* _TASK BRIEF_: In the records, find each line where "group" occurs, and copy it.

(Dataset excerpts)
____________
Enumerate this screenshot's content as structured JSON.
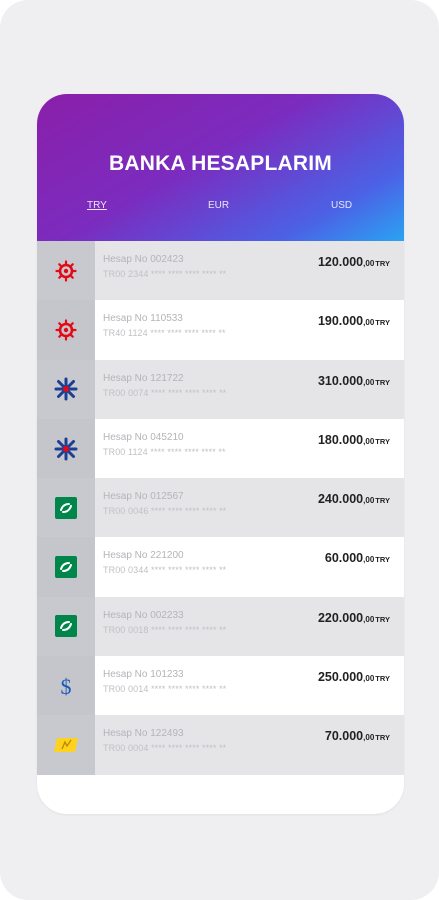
{
  "header": {
    "title": "BANKA HESAPLARIM",
    "tabs": [
      "TRY",
      "EUR",
      "USD"
    ],
    "active_tab": "TRY"
  },
  "accounts": [
    {
      "bank_icon": "ziraat-bank-icon",
      "account_no": "Hesap No 002423",
      "iban": "TR00 2344 **** **** **** **** **",
      "amount_int": "120.000",
      "amount_dec": ",00",
      "currency": "TRY"
    },
    {
      "bank_icon": "ziraat-bank-icon",
      "account_no": "Hesap No 110533",
      "iban": "TR40 1124 **** **** **** **** **",
      "amount_int": "190.000",
      "amount_dec": ",00",
      "currency": "TRY"
    },
    {
      "bank_icon": "isbank-icon",
      "account_no": "Hesap No 121722",
      "iban": "TR00 0074 **** **** **** **** **",
      "amount_int": "310.000",
      "amount_dec": ",00",
      "currency": "TRY"
    },
    {
      "bank_icon": "isbank-icon",
      "account_no": "Hesap No 045210",
      "iban": "TR00 1124 **** **** **** **** **",
      "amount_int": "180.000",
      "amount_dec": ",00",
      "currency": "TRY"
    },
    {
      "bank_icon": "garanti-bank-icon",
      "account_no": "Hesap No 012567",
      "iban": "TR00 0046 **** **** **** **** **",
      "amount_int": "240.000",
      "amount_dec": ",00",
      "currency": "TRY"
    },
    {
      "bank_icon": "garanti-bank-icon",
      "account_no": "Hesap No 221200",
      "iban": "TR00 0344 **** **** **** **** **",
      "amount_int": "60.000",
      "amount_dec": ",00",
      "currency": "TRY"
    },
    {
      "bank_icon": "garanti-bank-icon",
      "account_no": "Hesap No 002233",
      "iban": "TR00 0018 **** **** **** **** **",
      "amount_int": "220.000",
      "amount_dec": ",00",
      "currency": "TRY"
    },
    {
      "bank_icon": "dollar-bank-icon",
      "account_no": "Hesap No 101233",
      "iban": "TR00 0014 **** **** **** **** **",
      "amount_int": "250.000",
      "amount_dec": ",00",
      "currency": "TRY"
    },
    {
      "bank_icon": "yapikredi-bank-icon",
      "account_no": "Hesap No 122493",
      "iban": "TR00 0004 **** **** **** **** **",
      "amount_int": "70.000",
      "amount_dec": ",00",
      "currency": "TRY"
    }
  ],
  "colors": {
    "header_start": "#8a1fa9",
    "header_end": "#2aa3f2",
    "ziraat_red": "#e30a17",
    "isbank_blue": "#1c3f94",
    "garanti_green": "#00854a",
    "yapikredi_yellow": "#ffd21f"
  }
}
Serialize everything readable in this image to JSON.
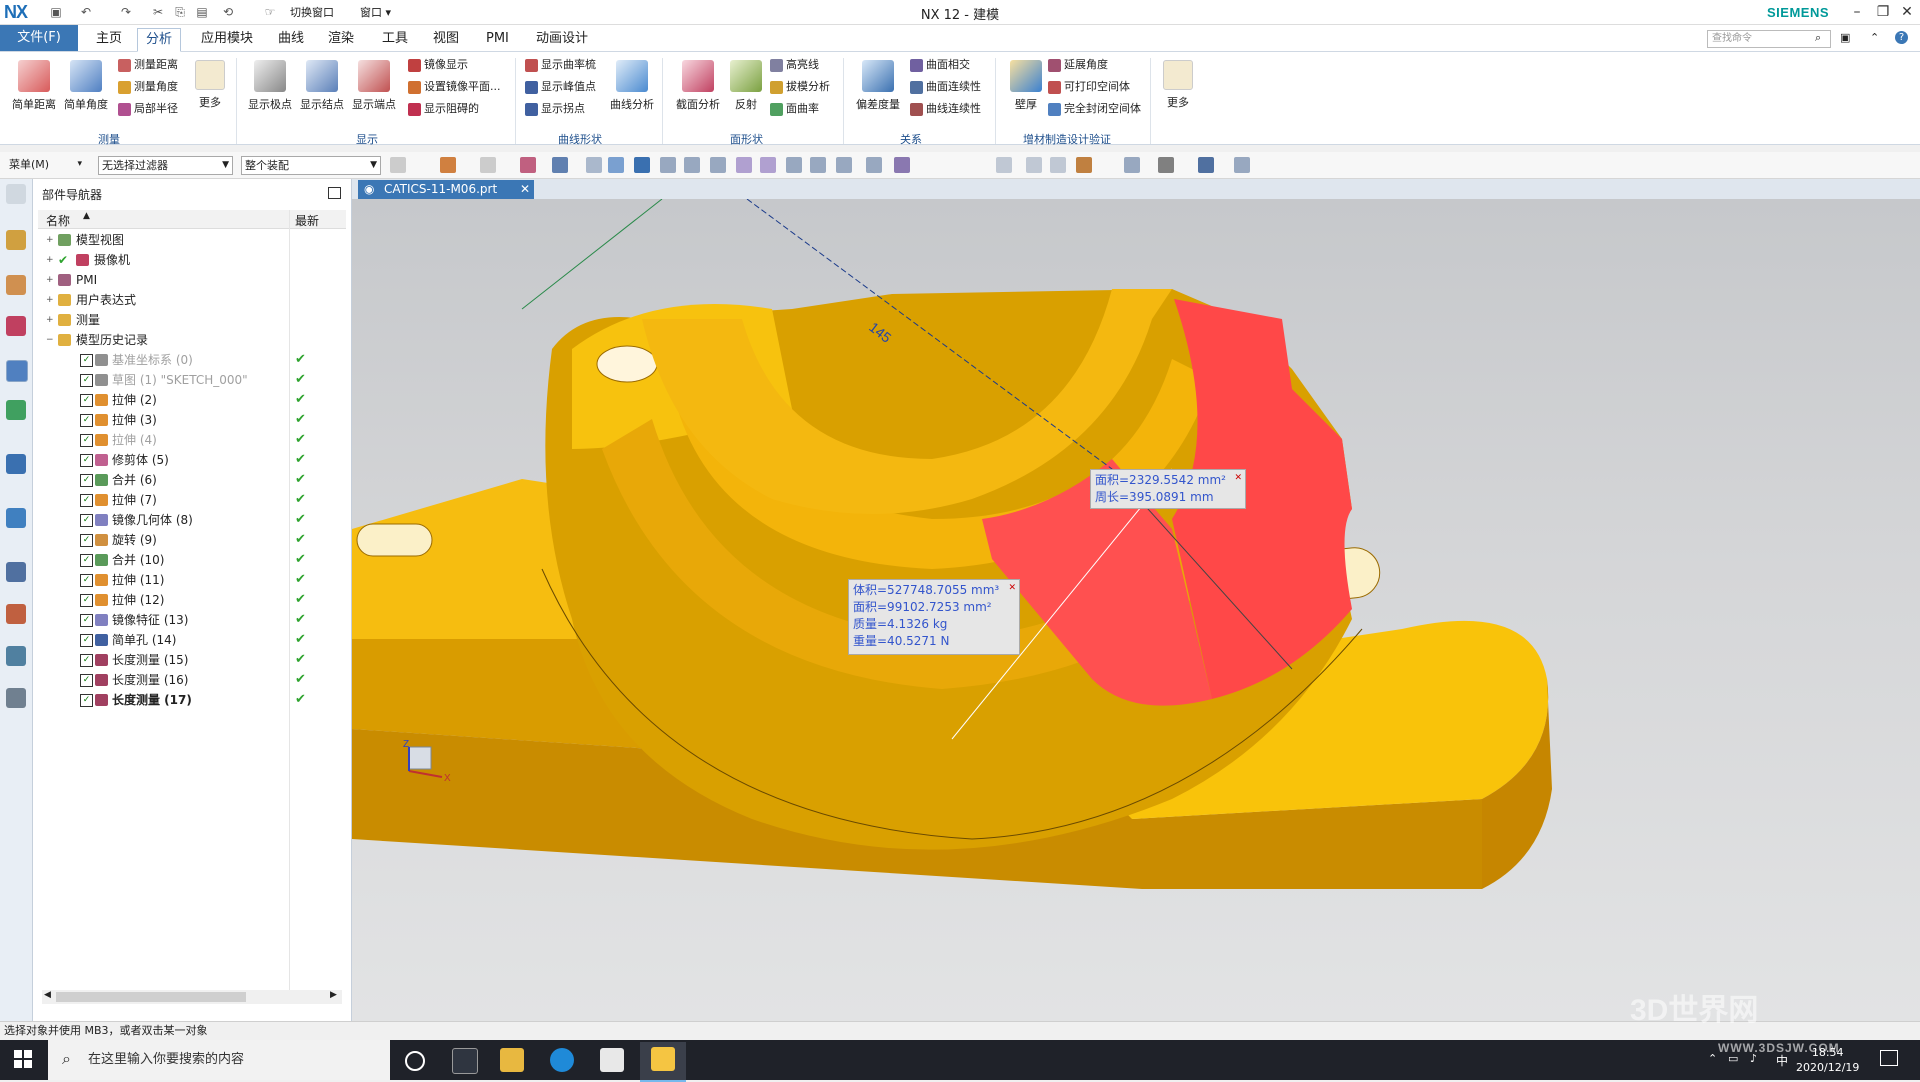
{
  "app": {
    "logo": "NX",
    "title": "NX 12 - 建模",
    "brand": "SIEMENS",
    "switch_window": "切换窗口",
    "window_menu": "窗口"
  },
  "menu": {
    "file": "文件(F)",
    "tabs": [
      "主页",
      "分析",
      "应用模块",
      "曲线",
      "渲染",
      "工具",
      "视图",
      "PMI",
      "动画设计"
    ],
    "active_tab": "分析",
    "search_placeholder": "查找命令"
  },
  "ribbon": {
    "measure": {
      "group": "测量",
      "big": [
        "简单距离",
        "简单角度"
      ],
      "small": [
        "测量距离",
        "测量角度",
        "局部半径"
      ],
      "more": "更多"
    },
    "display": {
      "group": "显示",
      "big": [
        "显示极点",
        "显示结点",
        "显示端点"
      ],
      "small": [
        "镜像显示",
        "设置镜像平面...",
        "显示阻碍的"
      ]
    },
    "curve_shape": {
      "group": "曲线形状",
      "small": [
        "显示曲率梳",
        "显示峰值点",
        "显示拐点"
      ],
      "big": "曲线分析"
    },
    "face_shape": {
      "group": "面形状",
      "big": [
        "截面分析",
        "反射"
      ],
      "small": [
        "高亮线",
        "拔模分析",
        "面曲率"
      ]
    },
    "relation": {
      "group": "关系",
      "big": "偏差度量",
      "small": [
        "曲面相交",
        "曲面连续性",
        "曲线连续性"
      ]
    },
    "am": {
      "group": "增材制造设计验证",
      "big": "壁厚",
      "small": [
        "延展角度",
        "可打印空间体",
        "完全封闭空间体"
      ]
    },
    "more": "更多"
  },
  "toolbar2": {
    "menu": "菜单(M)",
    "filter": "无选择过滤器",
    "scope": "整个装配"
  },
  "navigator": {
    "title": "部件导航器",
    "col_name": "名称",
    "col_latest": "最新",
    "folders": [
      "模型视图",
      "摄像机",
      "PMI",
      "用户表达式",
      "测量",
      "模型历史记录"
    ],
    "history": [
      {
        "label": "基准坐标系 (0)",
        "dim": true
      },
      {
        "label": "草图 (1) \"SKETCH_000\"",
        "dim": true
      },
      {
        "label": "拉伸 (2)",
        "dim": false
      },
      {
        "label": "拉伸 (3)",
        "dim": false
      },
      {
        "label": "拉伸 (4)",
        "dim": true
      },
      {
        "label": "修剪体 (5)",
        "dim": false
      },
      {
        "label": "合并 (6)",
        "dim": false
      },
      {
        "label": "拉伸 (7)",
        "dim": false
      },
      {
        "label": "镜像几何体 (8)",
        "dim": false
      },
      {
        "label": "旋转 (9)",
        "dim": false
      },
      {
        "label": "合并 (10)",
        "dim": false
      },
      {
        "label": "拉伸 (11)",
        "dim": false
      },
      {
        "label": "拉伸 (12)",
        "dim": false
      },
      {
        "label": "镜像特征 (13)",
        "dim": false
      },
      {
        "label": "简单孔 (14)",
        "dim": false
      },
      {
        "label": "长度测量 (15)",
        "dim": false
      },
      {
        "label": "长度测量 (16)",
        "dim": false
      },
      {
        "label": "长度测量 (17)",
        "dim": false,
        "bold": true
      }
    ]
  },
  "viewport": {
    "tab": "CATICS-11-M06.prt",
    "dimension": "145",
    "face_tip": [
      "面积=2329.5542 mm²",
      "周长=395.0891 mm"
    ],
    "body_tip": [
      "体积=527748.7055 mm³",
      "面积=99102.7253 mm²",
      "质量=4.1326 kg",
      "重量=40.5271 N"
    ],
    "triad": {
      "z": "Z",
      "x": "X"
    }
  },
  "status": "选择对象并使用 MB3，或者双击某一对象",
  "taskbar": {
    "search": "在这里输入你要搜索的内容",
    "time": "18:54",
    "date": "2020/12/19",
    "ime": "中"
  },
  "watermark": "3D世界网",
  "watermark_url": "WWW.3DSJW.COM",
  "colors": {
    "accent": "#3b77b5",
    "part": "#f2b000",
    "face_highlight": "#ff4848",
    "check": "#2ea32e"
  }
}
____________
* _RESULT OF THE TASK_:
      "group": "测量",
      "group": "显示",
      "group": "曲线形状",
      "group": "面形状",
      "group": "关系",
      "group": "增材制造设计验证",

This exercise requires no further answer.